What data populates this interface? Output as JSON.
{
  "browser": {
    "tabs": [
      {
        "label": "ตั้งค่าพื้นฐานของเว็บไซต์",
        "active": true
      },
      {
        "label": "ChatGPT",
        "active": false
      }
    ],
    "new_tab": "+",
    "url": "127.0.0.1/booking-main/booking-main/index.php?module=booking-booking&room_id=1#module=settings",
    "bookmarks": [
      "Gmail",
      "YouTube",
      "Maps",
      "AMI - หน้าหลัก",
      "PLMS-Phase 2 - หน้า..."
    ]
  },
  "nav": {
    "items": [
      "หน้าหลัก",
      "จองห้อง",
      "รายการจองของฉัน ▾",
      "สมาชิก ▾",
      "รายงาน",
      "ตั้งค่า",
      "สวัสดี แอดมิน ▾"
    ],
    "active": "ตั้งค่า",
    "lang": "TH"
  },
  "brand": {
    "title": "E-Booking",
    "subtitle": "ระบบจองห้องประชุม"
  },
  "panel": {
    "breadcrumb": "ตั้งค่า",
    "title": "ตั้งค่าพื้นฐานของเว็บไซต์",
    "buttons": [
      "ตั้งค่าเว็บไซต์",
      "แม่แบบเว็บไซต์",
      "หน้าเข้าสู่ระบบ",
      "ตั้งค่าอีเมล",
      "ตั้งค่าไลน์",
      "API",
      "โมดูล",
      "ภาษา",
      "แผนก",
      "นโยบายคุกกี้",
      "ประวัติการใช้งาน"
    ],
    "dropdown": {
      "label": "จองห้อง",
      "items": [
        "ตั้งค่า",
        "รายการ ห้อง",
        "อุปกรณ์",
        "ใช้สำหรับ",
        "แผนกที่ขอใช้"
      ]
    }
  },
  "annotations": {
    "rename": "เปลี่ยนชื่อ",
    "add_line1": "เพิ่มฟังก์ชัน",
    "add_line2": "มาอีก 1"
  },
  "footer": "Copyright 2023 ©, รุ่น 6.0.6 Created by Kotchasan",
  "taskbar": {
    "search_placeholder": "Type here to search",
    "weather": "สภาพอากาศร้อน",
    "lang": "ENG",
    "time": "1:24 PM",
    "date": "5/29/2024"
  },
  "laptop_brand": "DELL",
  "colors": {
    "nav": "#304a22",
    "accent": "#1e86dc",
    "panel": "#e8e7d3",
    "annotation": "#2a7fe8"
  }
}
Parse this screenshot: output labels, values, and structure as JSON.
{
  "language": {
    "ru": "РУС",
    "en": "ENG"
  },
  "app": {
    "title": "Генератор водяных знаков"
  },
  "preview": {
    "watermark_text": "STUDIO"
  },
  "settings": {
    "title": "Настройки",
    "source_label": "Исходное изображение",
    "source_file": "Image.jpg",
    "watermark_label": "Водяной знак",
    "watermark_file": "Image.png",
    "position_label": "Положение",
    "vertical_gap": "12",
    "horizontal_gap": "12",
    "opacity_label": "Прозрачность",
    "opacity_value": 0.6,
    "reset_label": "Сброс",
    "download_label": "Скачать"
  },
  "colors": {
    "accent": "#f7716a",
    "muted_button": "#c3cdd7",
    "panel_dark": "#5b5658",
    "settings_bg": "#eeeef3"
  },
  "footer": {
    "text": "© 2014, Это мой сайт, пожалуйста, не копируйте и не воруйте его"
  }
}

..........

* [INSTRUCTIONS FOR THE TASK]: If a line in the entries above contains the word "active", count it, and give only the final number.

* [WORKED SOLUTION]: 3